Name a disease, and inflammation is involved.
Crohn’s disease is inflammatory.
Major depression is inflammatory.
Heart disease is inflammatory.
Autoimmune diseases, which involve an inflammatory response directed at your own tissues, are inflammatory.
Arthritis is inflammatory.
Even obesity is inflammatory, with fat cells literally secreting inflammatory cytokines.
Yes, but the story is more complicated than that. Inflammation, after all, is a natural process developed through millions of years of evolution. It can’t be wholly negative. Just like our bodies didn’t evolve to manufacture cholesterol to give us heart disease, inflammation isn’t there to give us degenerative diseases.
There was a time when food tracking was treated like a given, a necessary tool for anyone wanting to lose weight or better their health. Thankfully, there’s more nuance to that conversation now. The fact is, tracking your food can be a useful exercise for gaining more insight into what you’re putting in your body. It can also be a tedious endeavor that sucks all the joy out of eating.
If you’re going to invest the time—and it can be quite time-consuming if you include any variety in your diet—let’s make sure it’s not a waste.
For today’s edition of Dear Mark, I’m answering five questions taken from this Twitter thread. First, does collagen offer anything special above and beyond glycine? Second, what’s the relationship between keto and gallstones?
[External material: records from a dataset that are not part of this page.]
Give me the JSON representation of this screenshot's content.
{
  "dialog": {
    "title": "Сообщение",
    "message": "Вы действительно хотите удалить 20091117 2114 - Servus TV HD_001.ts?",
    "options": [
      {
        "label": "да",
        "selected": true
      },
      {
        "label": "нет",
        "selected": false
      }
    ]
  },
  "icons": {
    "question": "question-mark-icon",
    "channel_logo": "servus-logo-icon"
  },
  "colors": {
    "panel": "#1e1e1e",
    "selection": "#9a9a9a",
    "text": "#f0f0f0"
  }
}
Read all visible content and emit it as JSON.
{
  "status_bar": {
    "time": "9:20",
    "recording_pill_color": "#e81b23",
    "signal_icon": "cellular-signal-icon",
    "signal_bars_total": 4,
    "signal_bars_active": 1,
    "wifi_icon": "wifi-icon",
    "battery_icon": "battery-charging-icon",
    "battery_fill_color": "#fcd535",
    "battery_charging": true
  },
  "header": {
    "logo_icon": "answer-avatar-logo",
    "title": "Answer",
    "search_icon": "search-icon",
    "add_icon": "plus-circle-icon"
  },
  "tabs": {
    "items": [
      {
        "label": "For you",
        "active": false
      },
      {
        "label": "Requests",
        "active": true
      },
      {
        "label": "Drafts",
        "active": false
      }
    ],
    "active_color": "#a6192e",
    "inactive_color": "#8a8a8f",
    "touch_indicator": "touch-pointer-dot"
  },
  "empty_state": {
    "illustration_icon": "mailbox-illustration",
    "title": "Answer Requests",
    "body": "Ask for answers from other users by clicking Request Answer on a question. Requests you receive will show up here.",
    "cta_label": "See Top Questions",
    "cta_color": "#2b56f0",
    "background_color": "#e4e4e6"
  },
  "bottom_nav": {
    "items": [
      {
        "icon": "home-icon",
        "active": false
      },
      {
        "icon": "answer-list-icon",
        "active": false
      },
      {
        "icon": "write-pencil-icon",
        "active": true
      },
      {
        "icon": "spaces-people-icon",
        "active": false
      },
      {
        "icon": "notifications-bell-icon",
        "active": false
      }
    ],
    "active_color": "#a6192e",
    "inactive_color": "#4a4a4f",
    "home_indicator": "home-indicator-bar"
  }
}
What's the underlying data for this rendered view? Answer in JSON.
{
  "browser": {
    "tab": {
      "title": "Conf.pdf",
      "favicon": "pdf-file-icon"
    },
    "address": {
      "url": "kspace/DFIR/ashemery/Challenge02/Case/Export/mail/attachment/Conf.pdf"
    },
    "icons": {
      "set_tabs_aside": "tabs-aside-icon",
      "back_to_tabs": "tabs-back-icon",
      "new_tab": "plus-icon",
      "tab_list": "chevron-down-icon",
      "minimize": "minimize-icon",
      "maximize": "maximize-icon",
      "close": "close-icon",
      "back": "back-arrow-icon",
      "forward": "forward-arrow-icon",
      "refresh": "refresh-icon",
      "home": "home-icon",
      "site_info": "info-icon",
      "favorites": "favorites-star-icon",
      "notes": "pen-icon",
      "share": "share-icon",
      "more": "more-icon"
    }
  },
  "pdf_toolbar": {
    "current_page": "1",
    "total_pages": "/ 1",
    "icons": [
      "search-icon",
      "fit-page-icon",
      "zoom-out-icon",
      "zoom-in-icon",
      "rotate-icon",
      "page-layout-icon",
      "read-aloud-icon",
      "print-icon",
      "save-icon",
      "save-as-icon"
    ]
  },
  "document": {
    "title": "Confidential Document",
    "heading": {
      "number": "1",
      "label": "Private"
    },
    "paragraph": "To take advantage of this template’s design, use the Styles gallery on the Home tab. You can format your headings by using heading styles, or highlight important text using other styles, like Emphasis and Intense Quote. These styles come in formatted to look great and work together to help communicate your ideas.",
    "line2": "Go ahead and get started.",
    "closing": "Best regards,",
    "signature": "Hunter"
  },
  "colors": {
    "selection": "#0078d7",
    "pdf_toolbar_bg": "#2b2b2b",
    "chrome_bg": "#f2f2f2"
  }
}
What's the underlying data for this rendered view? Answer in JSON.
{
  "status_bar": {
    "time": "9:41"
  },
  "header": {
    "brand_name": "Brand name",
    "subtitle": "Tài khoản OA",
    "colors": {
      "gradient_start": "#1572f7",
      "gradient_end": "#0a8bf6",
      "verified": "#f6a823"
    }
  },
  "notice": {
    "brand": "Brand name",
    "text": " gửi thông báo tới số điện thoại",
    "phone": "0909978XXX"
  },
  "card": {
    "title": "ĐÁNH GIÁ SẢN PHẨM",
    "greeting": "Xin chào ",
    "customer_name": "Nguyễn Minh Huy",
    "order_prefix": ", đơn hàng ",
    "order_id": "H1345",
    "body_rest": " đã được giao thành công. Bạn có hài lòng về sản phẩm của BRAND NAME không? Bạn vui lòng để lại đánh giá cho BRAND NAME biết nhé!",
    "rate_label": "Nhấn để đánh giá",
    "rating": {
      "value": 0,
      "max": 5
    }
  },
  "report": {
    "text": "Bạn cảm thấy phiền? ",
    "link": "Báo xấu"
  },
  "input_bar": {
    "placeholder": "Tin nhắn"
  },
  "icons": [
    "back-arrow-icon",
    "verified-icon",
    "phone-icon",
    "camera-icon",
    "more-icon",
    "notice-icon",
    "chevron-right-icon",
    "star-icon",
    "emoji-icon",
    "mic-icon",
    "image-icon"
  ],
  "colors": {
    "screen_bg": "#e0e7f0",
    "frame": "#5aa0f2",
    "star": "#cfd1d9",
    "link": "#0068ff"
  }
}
Third, do I recommend eating raw liver, and why or why not? Fourth, why does one reader’s scalp itch when eating stevia? And finally, what’s the best way to lose fat and gain muscle at the same time?
For today’s edition of Dear Mark, I’m answering six questions from some of my Twitter followers. Yesterday, I asked the community for questions and got some great ones in return. For instance, how much oily fish should one eat each week? And how does diet and nutrition influence posture and coordination? Third, how should a low-carb diet affect acid reflux? Fourth, is there a good replacement for whey protein? Fifth, does milk with your coffee break a fast? And sixth, how does one stop viewing and using food as an indulgence? I’ll get to the rest next time.